Wyoming factory demolition held up
Financing for demolition of the former GM plant in Wyoming was confirmed last week when the Michigan Economic Growth Authority voted to allow the Wyoming Brownfield Redevelopment Authority to use state and local tax capture valued at $8,452,998.
However, nothing can happen at the 92-acre site because title to it is still held by the RACER Trust, set up by the U.S. Bankruptcy Court as part of the settlement of the “old” General Motors bankruptcy.
Wyoming is anxious to have the property re-developed and back on the tax rolls, occupied hopefully by advanced manufacturing plants with relatively high-paying jobs. But Wyoming City Manager Curtis Holt said the city is “still working with RACER Trust to finalize some last environmental documents to get to that closing.”
“Their concerns are they want to make sure they have the environmental situation dealt with from here to eternity. Our issue is we want to make sure the environmental (agreement) does not prohibit us from redevelopment of the property. … We are trying to marry those goals,” said Holt.
“There are no substantive difficulties or issues. It’s just taking more time than we had hoped,” said Bruce Rasher, redevelopment manager at the RACER Trust responsible for the former GM site in Wyoming.
RACER, which stands for Revitalizing Auto Communities Environmental Response, was the result of a settlement reached last year between Motors Liquidation Co., the legal remnant of “old GM,” the federal Environmental Protection Agency and the 14 states where 89 former GM properties are located. GM declared bankruptcy in 2009, and on March 31 this year, the new RACER Trust received title to all 89 properties and approximately $600 million in funds for remediating pollution at the sites and restoring the properties.
The 2-million-square-foot GM stamping plant, opened in 1936, had been the city’s largest taxpayer and a major source of high-paying jobs, before GM ended production there in May 2009.
Before RACER Trust took title to the property, however, Wyoming officials in January announced a deal in which MLC would sell the GM site to the Wyoming Brownfield Authority, which has a partnership with Lormax Stern Development Co. of West Bloomfield. Lormax Stern then formed an LLC called Thunder Ventures to manage the demolition of the plant and preparation of the site for new occupants.
RACER Trust is the largest trust of its kind in U.S. history, said Rasher, “and it is unique in that we have the responsibility to retain the environmental liability for any contamination that might be present at or below the ground surface after the sale. And the trust is sort of unique in that we have the funding to do that, as well. So what we are working through with the city and the buyer is our reservation of this responsibility to undertake remediation after closing.”

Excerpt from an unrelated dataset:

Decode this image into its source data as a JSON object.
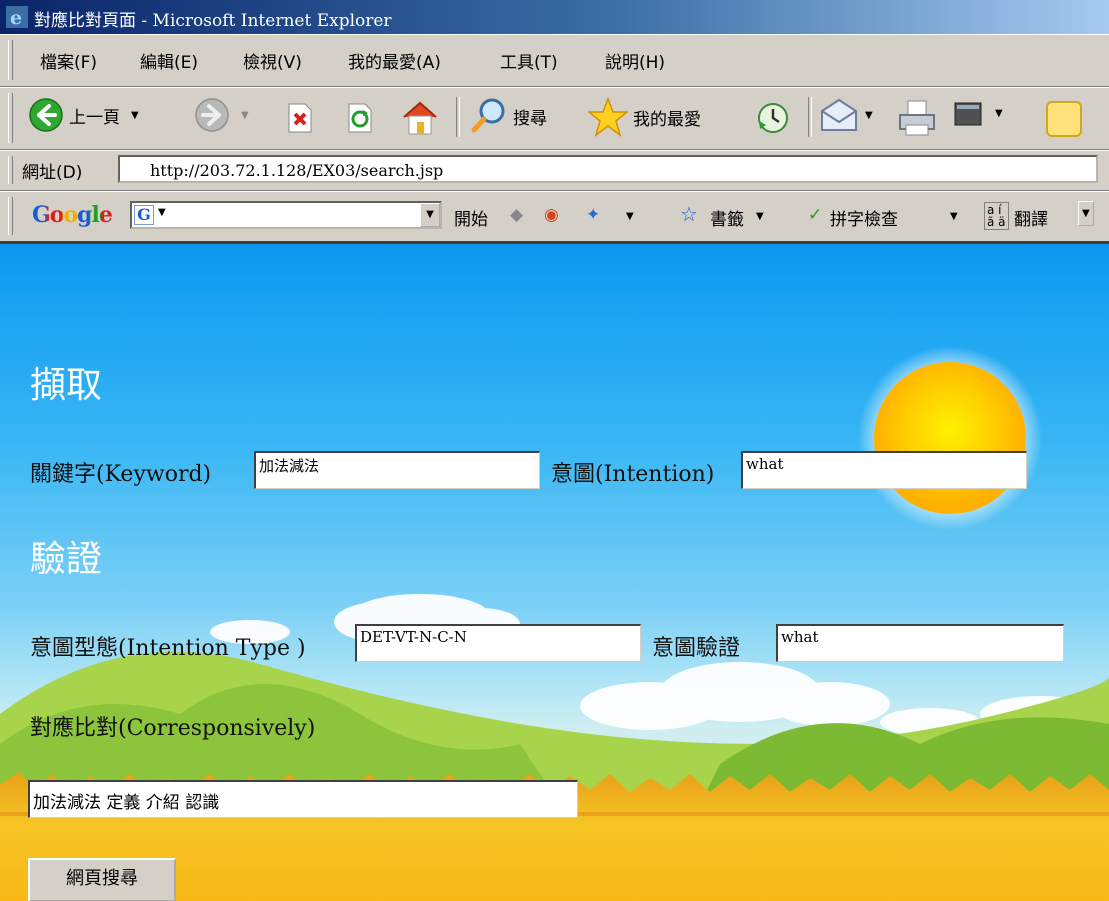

Rasher said the responsibility on RACER requires “the right of access” in order to remediate subsurface pollution, if required, “and the future recording of any land use controls which may be required by the Michigan Department of Environmental Quality or the U.S. EPA.”
RACER, as the seller, is requiring that documents be put in place to ensure RACER’s right to deal with environmental contamination on the ground or under the ground, said Rasher. The city and its partner will be responsible for environmental regulations pertaining to removal of the structure itself.